During his analyses, Garza noticed that some fall-run salmon included genetic descendants of the Klamath’s earlier spring-run fish. Crossing spring- and fall-run fish from within the river, then, would enable new spring-run generations to also preserve the adaptive genetic patterns of their Klamath ancestors.

“At this point, I like Carlos’s approach,” says Kathleen O’Malley, a geneticist at Oregon State University. “It’s a great opportunity to test the connections between a genomic region and run timing. There are a lot of variables,” she adds, “but it’s certainly a worthwhile project. It may take more years than anticipated, though, to actually get enough data points.”

Garza is comfortable taking the long view. “This is a process that occurs naturally,” he says. “We’re just accelerating things. Within 10 years, we could have thriving spring-run chinook salmon populations.

“After all, the dams have been up for 100 years.”

Editor’s note: This story was originally published by Hakai Magazine (hakaimagazine.com) on September 4, 2020. The story and photos are republished here with permission from the original copyright holders. 

Photo credit: (Top) A boy fishes for salmon (October 2018) on the Klamath River near Hornbrook, California. (Creative Commons photo by Lt. Steven McDonald/California Department of Fish and Wildlife)

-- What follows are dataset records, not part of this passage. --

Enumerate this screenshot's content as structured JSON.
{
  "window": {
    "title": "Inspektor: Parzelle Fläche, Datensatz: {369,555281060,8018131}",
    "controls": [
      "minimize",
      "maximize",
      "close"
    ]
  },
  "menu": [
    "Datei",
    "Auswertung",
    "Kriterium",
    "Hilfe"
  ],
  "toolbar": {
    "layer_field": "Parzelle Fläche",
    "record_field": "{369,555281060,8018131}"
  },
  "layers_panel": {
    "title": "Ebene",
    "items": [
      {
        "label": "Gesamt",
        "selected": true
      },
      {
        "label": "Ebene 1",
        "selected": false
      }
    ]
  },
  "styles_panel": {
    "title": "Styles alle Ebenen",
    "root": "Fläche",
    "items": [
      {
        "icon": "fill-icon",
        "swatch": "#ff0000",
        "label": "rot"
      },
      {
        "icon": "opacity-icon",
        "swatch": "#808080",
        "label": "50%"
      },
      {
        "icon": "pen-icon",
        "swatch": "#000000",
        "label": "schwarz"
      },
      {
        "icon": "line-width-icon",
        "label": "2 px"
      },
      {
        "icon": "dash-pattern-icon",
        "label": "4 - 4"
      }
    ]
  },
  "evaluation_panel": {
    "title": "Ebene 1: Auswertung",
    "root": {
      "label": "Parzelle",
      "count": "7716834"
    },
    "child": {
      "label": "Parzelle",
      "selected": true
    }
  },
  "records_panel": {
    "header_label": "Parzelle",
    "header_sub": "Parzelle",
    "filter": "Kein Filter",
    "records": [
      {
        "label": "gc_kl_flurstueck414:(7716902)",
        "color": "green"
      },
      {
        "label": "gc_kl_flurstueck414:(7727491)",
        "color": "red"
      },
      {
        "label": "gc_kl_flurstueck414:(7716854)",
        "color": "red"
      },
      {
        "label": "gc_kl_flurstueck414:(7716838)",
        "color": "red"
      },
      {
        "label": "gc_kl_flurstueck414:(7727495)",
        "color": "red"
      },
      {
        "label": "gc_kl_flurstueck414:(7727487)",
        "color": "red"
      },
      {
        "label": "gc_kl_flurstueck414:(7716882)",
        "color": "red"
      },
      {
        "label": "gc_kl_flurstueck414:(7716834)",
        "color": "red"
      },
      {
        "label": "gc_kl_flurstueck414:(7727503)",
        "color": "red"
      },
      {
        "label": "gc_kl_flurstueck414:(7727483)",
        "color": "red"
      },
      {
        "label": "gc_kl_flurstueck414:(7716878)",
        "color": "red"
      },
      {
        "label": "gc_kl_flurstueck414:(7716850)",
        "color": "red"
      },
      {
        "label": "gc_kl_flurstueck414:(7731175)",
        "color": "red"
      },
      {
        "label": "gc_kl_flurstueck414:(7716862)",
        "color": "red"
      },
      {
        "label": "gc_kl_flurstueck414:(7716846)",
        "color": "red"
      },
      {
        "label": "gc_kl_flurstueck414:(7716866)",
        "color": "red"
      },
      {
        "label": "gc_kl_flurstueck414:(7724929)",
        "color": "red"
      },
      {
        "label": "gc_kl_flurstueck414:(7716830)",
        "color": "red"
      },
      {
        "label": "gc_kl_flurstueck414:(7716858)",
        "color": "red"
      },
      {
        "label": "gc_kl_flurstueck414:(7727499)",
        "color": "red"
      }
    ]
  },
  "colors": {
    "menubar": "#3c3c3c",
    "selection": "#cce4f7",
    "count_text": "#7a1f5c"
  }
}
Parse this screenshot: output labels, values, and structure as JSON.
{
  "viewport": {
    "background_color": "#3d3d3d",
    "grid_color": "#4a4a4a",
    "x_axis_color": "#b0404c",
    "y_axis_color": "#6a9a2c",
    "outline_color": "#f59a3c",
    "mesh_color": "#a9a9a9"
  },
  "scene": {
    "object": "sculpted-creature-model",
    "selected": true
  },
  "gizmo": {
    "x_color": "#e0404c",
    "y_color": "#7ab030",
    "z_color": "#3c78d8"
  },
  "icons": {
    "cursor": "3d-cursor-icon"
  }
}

About the author: Steve Murray is a freelance science writer based in San Diego, California. With careers in aviation, engineering and teaching behind him, he now writes about space science and the environment. His work has appeared in Earth, Astronomy, and World Archaeology.